A common confusion in credentialing is the Carnegie Unit and the Credit Hour. While these measures are historically linked, they are not synonymous. The difference can cause confusion for people entering the U.S. educational system from abroad, just as foreign educational systems can cause confusion for those trying to evaluate education from abroad.
At the beginning of the 20th century, American secondary education was in chaos. Only 30 states required schooling until the age of 14, and curriculum varied wildly across the nation. With burgeoning industries and an increasingly expansive and developed higher education system, industry and academia alike saw the need for a standardization of the American education system. Most tertiary institutions admitted students based upon the results of examinations, and employers suffered from the lack of a secondary credential conveying a dependable level of expertise.
Charles William Eliot, president of Harvard along with the Carnegie Foundation developed a standard of measurement for high school instruction which could enable institutions of secondary and tertiary to evaluate how much time a student spent in each high school subject. The standard, a Carnegie Unit, referred to one hour taught five days a week for twenty-four weeks in a year, where 12 weeks of study in a single class would be equal to half a unit: a total of 120 hours per year in a single subject.
By contrast, while derivative of the Carnegie Unit, the Credit Hour refers to the number of contact hours in a week over the course of a semester, roughly sixteen weeks. For tertiary study, this contact hour also entails twice as much time spent on homework. A class worth three credit hours will be expected to have an additional six hours per week of homework.

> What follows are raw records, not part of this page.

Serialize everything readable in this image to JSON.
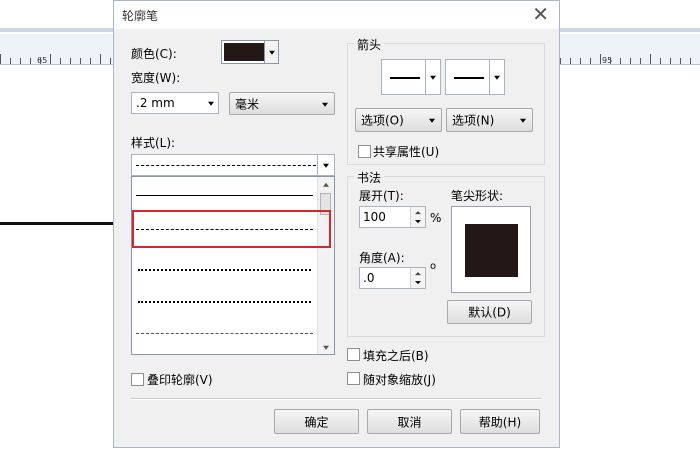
{
  "ruler": {
    "labels": [
      "65",
      "95"
    ]
  },
  "dialog": {
    "title": "轮廓笔",
    "close_glyph": "✕",
    "color_label": "颜色(C):",
    "color_value": "#231816",
    "width_label": "宽度(W):",
    "width_value": ".2 mm",
    "unit_value": "毫米",
    "style_label": "样式(L):",
    "overprint_label": "叠印轮廓(V)",
    "arrows": {
      "group_title": "箭头",
      "options_left": "选项(O)",
      "options_right": "选项(N)",
      "share_label": "共享属性(U)"
    },
    "calligraphy": {
      "group_title": "书法",
      "stretch_label": "展开(T):",
      "stretch_value": "100",
      "stretch_unit": "%",
      "angle_label": "角度(A):",
      "angle_value": ".0",
      "angle_unit": "o",
      "nib_label": "笔尖形状:",
      "default_button": "默认(D)"
    },
    "fill_behind_label": "填充之后(B)",
    "scale_label": "随对象缩放(J)",
    "buttons": {
      "ok": "确定",
      "cancel": "取消",
      "help": "帮助(H)"
    },
    "accent_color": "#d9262e"
  }
}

The development of these standards, along with other reforms in education at the turn of the last century, contributed greatly to the global success of the American education system through much of the 1900s. However, there are many critics of these systems of measurement, and some educators and administrators seek to reform the way we measure education in the United States. Variability in the lengths of school years, changes in the focus of desired educational outcomes, online learning, homeschooling, and self-study options that exist across the globe all challenge the usefulness of these measures. The U.S. Department of Education, for example, is moving away from a seat-time-based way of evaluating learning to competency-based assessment.In this modern milieu of educational programs, when electronic issuance is the norm and global education varies wildly, Scholaro is here to help sort it all out. With Scholaro’s educational verification, employers and institutions can verify the authenticity of U.S. secondary education, and with Scholaro’s evaluation reports, we can provide conversions of secondary educational study to their appropriate Carnegie Units based upon internationally recognized publications and research.